The bill does not repeal any mandatory minimums or directly reduce the sentences associated with drug trafficking crimes. Rather, the bill leaves the sentences as they are, but provides that in prescription drug trafficking cases, the state attorney, defendant, or counsel representing the defendant may move the sentencing court to depart from the mandatory minimum. The bill allows the court to grant that motion – in other words, allows the court to depart from the mandatory minimum – if all of certain criteria are met. Click here to read FAMM’s fact sheet on the bills.

Specifically, the court may use the “safety valve” and depart from the mandatory minimum if the defendant in the case:

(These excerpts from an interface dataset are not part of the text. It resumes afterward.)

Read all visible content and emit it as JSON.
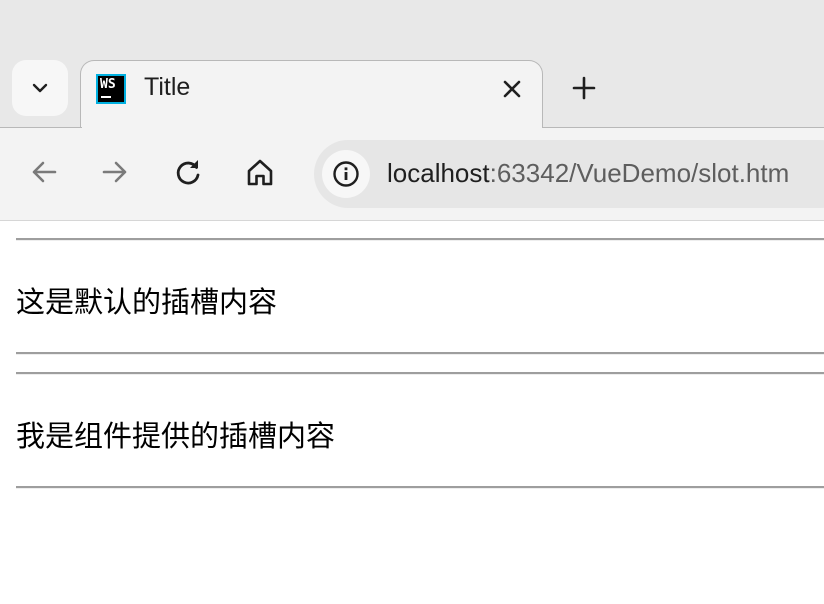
{
  "browser": {
    "tab": {
      "title": "Title",
      "favicon_text": "WS"
    },
    "url": {
      "host": "localhost",
      "rest": ":63342/VueDemo/slot.htm"
    },
    "icons": {
      "tab_list": "chevron-down-icon",
      "close": "close-icon",
      "new_tab": "plus-icon",
      "back": "arrow-left-icon",
      "forward": "arrow-right-icon",
      "reload": "reload-icon",
      "home": "home-icon",
      "site_info": "info-icon"
    }
  },
  "page": {
    "paragraphs": [
      "这是默认的插槽内容",
      "我是组件提供的插槽内容"
    ]
  }
}
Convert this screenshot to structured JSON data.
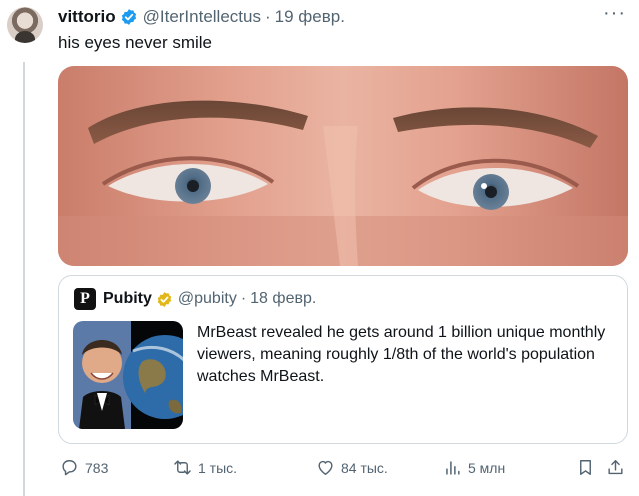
{
  "colors": {
    "verified_blue": "#1d9bf0",
    "verified_gold": "#e2b719",
    "muted_text": "#536471",
    "border": "#cfd9de"
  },
  "tweet": {
    "author_name": "vittorio",
    "author_handle": "@IterIntellectus",
    "separator": "·",
    "date": "19 февр.",
    "text": "his eyes never smile",
    "more_label": "···",
    "media": "close-up photo of a man's eyes"
  },
  "quote": {
    "logo_letter": "P",
    "author_name": "Pubity",
    "author_handle": "@pubity",
    "separator": "·",
    "date": "18 февр.",
    "text": "MrBeast revealed he gets around 1 billion unique monthly viewers, meaning roughly 1/8th of the world's population watches MrBeast."
  },
  "actions": {
    "replies": "783",
    "retweets": "1 тыс.",
    "likes": "84 тыс.",
    "views": "5 млн",
    "icons": [
      "reply-icon",
      "retweet-icon",
      "heart-icon",
      "views-icon",
      "bookmark-icon",
      "share-icon"
    ]
  }
}
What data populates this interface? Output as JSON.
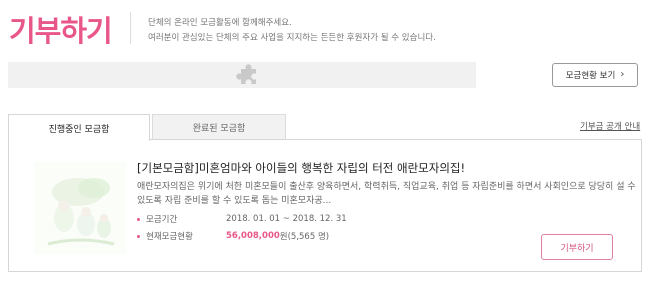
{
  "header": {
    "title": "기부하기",
    "desc_line1": "단체의 온라인 모금활동에 함께해주세요.",
    "desc_line2": "여러분이 관심있는 단체의 주요 사업을 지지하는 든든한 후원자가 될 수 있습니다."
  },
  "banner": {
    "icon": "puzzle-icon"
  },
  "status_button": {
    "label": "모금현황 보기",
    "icon": "chevron-right-icon"
  },
  "tabs": [
    {
      "label": "진행중인 모금함",
      "active": true
    },
    {
      "label": "완료된 모금함",
      "active": false
    }
  ],
  "disclosure_link": "기부금 공개 안내",
  "campaign": {
    "title": "[기본모금함]미혼엄마와 아이들의 행복한 자립의 터전 애란모자의집!",
    "description": "애란모자의집은 위기에 처한 미혼모들이 출산후 양육하면서, 학력취득, 직업교육, 취업 등 자립준비를 하면서 사회인으로 당당히 설 수 있도록 자립 준비를 할 수 있도록 돕는 미혼모자공...",
    "period_label": "모금기간",
    "period_value": "2018. 01. 01 ~ 2018. 12. 31",
    "status_label": "현재모금현황",
    "amount": "56,008,000",
    "amount_suffix": "원(5,565 명)",
    "donate_label": "기부하기"
  },
  "colors": {
    "accent": "#e8568a"
  }
}
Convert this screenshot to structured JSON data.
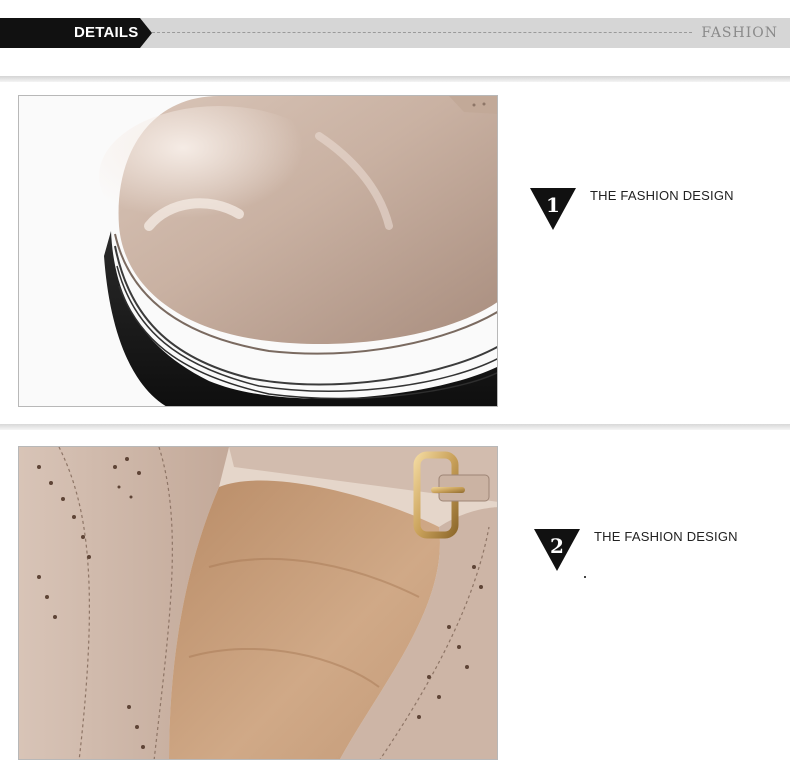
{
  "header": {
    "title": "DETAILS",
    "right_label": "FASHION"
  },
  "features": [
    {
      "number": "1",
      "label": "THE FASHION DESIGN"
    },
    {
      "number": "2",
      "label": "THE FASHION DESIGN"
    }
  ],
  "colors": {
    "header_black": "#111111",
    "header_grey": "#d6d6d6",
    "patent_nude": "#cdb6a6",
    "sole_black": "#1a1a1a",
    "lining_tan": "#c79a74",
    "buckle_gold": "#c9a15a"
  }
}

  • Did not use, attempt to use, or threaten to us physical force against another person;
  • Did not cause serious bodily injury to another person or the disfigurement or death of another person;
  • Was not armed with, did not threaten to use or display, and did not represent by word or conduct that he or she possessed a firearm, deadly weapon, or dangerous instrument;
  • Has not previously been convicted of a felony; and
  • Has not previously invoked this sentencing departure provision. 

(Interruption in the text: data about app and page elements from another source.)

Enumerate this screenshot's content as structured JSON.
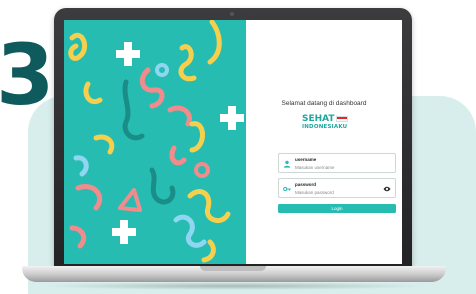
{
  "step": {
    "number": "3"
  },
  "login": {
    "welcome_text": "Selamat datang di dashboard",
    "logo_line1": "SEHAT",
    "logo_line2": "INDONESIAKU",
    "username_label": "username",
    "username_placeholder": "Masukan username",
    "password_label": "password",
    "password_placeholder": "Masukan password",
    "login_button": "Login"
  },
  "colors": {
    "accent": "#27bcb2",
    "step_number": "#0f5a5c",
    "background_blob": "#d8eeec",
    "flag_red": "#e5262d"
  },
  "icons": {
    "username": "user-icon",
    "password": "key-icon",
    "toggle_password": "eye-icon"
  }
}
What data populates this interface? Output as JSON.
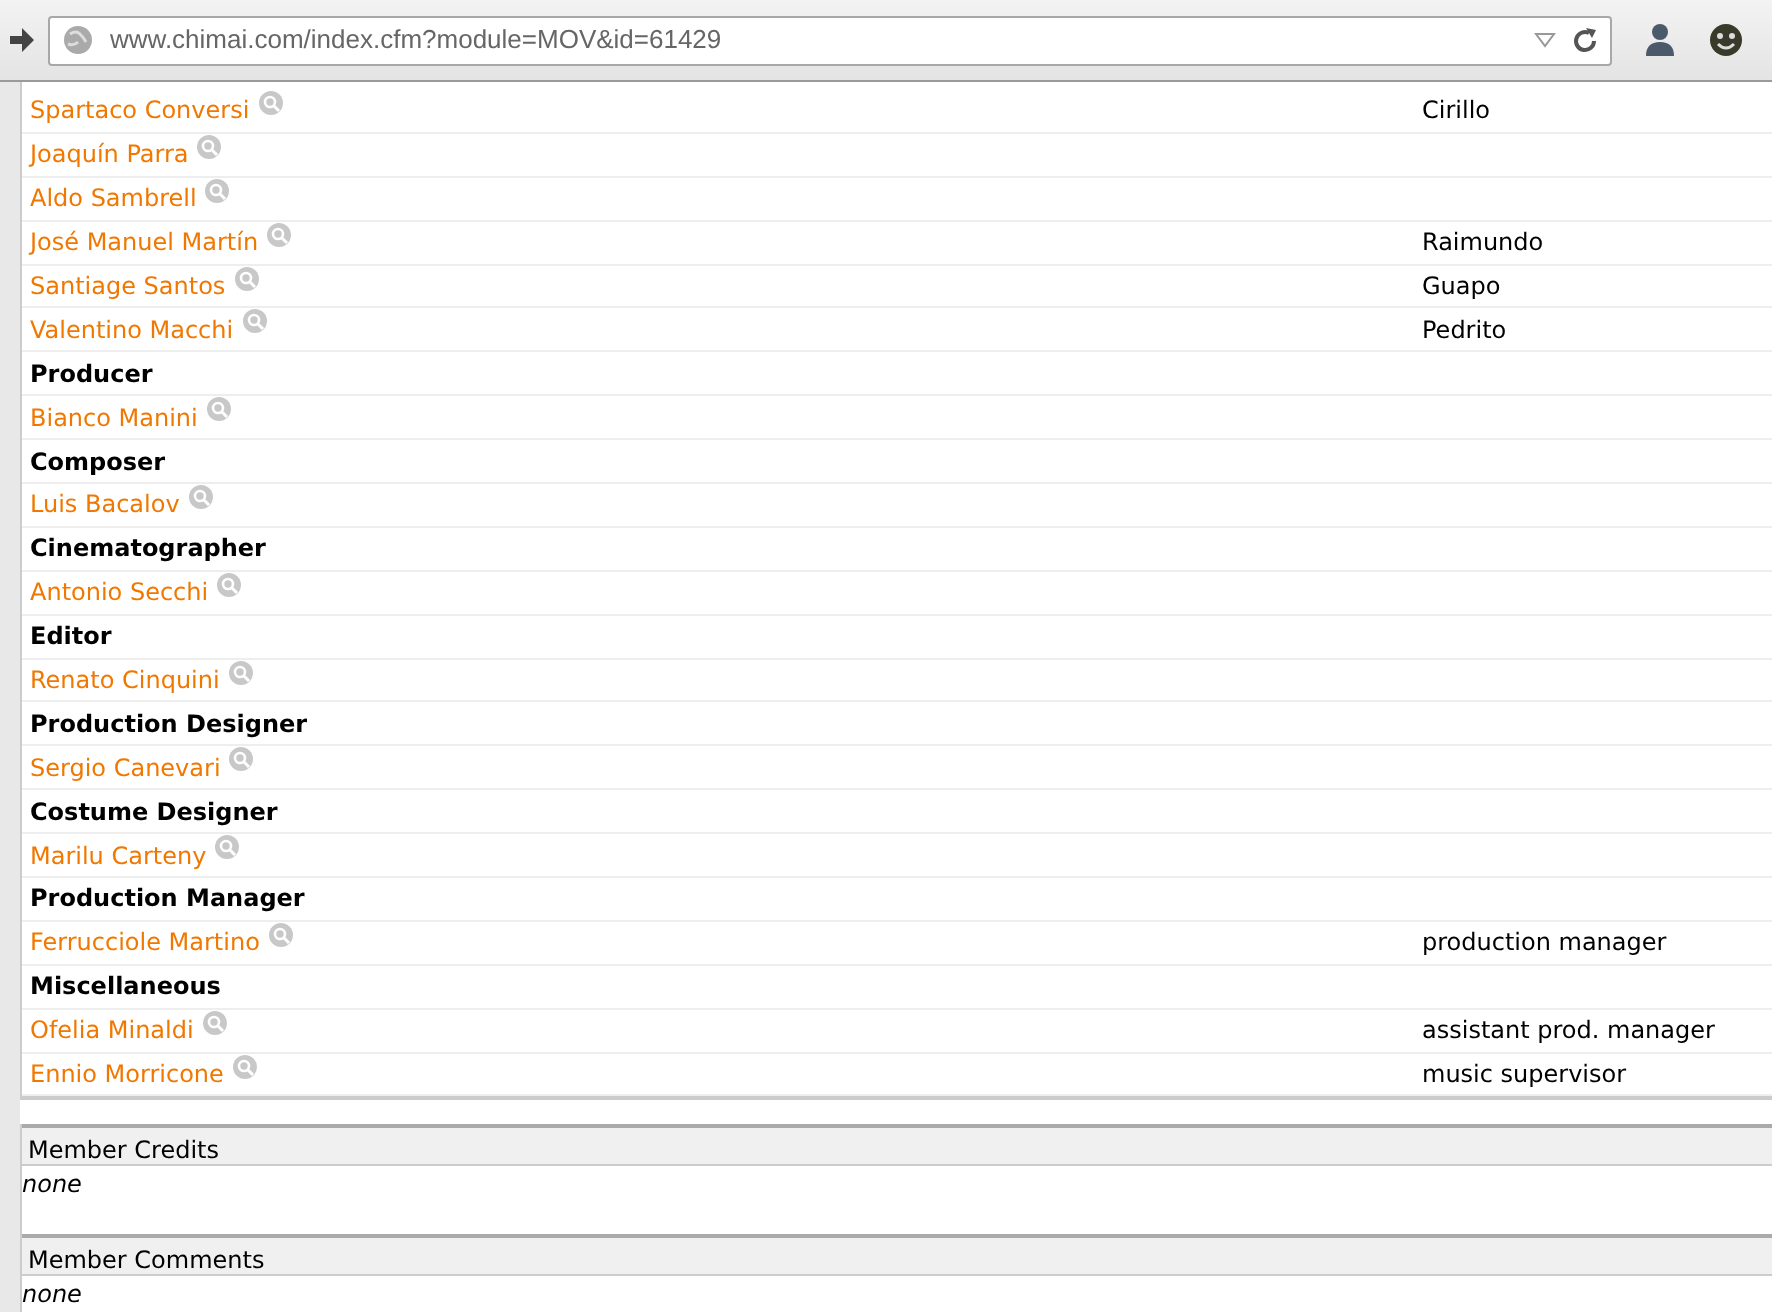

As you can tell, the eligibility requirements for the safety valve are strict and would apply only to first-time, nonviolent drug offenders who are convicted of “trafficking” in prescription painkillers. However, while this reform is not nearly as broad as FAMM would like, it is a tremendously big step in the right direction and, if passed, will help move Florida in the right direction.

The bill is not retroactive, and it does not affect gain time or allow for early release of any offender currently incarcerated or currently waiting to be tried for an alleged crime or sentenced for a crime already committed. It applies only to defendants whose crimes are committed after July 1, 2013.

SB 420 has already passed its first committee (you can watch the hearing online here), and HB 159 should be heard soon. If you have any questions about the bill, please feel to call me at 352.682.2542 or email me at gnewburn@famm.org.

Click here to read FAMM’s fact sheet on the bills.